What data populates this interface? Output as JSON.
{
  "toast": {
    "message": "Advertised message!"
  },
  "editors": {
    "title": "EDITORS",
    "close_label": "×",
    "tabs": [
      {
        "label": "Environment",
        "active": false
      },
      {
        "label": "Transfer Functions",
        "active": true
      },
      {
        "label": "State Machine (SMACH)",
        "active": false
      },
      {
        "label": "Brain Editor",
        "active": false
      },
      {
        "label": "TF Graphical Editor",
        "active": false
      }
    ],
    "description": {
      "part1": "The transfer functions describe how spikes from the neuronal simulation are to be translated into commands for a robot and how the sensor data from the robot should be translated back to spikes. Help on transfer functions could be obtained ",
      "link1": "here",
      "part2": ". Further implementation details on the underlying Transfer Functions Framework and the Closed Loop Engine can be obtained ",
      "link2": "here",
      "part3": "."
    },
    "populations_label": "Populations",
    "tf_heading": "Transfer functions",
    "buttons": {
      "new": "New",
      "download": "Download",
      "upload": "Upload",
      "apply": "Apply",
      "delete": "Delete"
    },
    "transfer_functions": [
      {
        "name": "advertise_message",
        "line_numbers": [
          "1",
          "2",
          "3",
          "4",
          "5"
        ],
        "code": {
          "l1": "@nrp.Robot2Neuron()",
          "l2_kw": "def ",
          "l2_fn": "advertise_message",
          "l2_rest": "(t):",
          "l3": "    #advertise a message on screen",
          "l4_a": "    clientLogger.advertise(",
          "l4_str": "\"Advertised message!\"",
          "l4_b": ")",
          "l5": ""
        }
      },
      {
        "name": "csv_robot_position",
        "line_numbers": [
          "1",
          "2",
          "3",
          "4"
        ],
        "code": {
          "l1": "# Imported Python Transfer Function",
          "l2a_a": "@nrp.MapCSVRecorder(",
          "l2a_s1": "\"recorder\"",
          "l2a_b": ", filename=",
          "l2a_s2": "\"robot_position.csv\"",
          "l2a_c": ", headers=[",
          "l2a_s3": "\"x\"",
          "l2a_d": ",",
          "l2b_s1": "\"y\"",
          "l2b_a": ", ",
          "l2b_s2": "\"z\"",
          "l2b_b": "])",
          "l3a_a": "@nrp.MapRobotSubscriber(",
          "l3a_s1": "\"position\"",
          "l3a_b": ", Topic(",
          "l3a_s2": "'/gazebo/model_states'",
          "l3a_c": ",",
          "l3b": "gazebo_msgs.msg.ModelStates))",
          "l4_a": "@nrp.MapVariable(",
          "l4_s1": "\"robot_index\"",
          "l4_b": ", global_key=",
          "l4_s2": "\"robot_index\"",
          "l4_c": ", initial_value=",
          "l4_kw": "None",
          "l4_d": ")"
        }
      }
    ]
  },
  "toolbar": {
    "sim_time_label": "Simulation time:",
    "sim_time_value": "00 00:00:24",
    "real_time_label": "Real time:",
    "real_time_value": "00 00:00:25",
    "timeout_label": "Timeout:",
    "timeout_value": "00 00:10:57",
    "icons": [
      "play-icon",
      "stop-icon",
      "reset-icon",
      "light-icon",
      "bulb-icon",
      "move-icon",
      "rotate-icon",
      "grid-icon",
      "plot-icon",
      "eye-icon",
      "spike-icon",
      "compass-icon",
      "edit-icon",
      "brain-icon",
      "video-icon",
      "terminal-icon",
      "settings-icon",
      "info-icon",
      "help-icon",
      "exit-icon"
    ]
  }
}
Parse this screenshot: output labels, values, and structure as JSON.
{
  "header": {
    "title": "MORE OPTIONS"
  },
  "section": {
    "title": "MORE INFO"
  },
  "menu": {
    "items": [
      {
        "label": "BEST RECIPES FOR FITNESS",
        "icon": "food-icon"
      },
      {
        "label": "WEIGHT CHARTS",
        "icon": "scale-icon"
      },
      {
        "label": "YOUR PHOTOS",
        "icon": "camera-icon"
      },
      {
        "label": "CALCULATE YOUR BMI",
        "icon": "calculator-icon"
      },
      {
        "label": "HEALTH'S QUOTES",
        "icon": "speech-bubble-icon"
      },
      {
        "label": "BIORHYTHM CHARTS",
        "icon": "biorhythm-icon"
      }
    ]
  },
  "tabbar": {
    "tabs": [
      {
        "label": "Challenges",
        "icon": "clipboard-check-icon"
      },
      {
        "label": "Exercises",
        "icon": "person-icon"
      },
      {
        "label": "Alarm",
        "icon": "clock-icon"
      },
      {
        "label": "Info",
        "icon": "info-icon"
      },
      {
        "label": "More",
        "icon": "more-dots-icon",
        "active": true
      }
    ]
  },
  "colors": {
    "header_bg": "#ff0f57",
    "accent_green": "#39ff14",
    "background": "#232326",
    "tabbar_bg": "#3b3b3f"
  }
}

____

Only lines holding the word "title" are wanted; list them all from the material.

    "title": "EDITORS",
    "title": "MORE OPTIONS"
    "title": "MORE INFO"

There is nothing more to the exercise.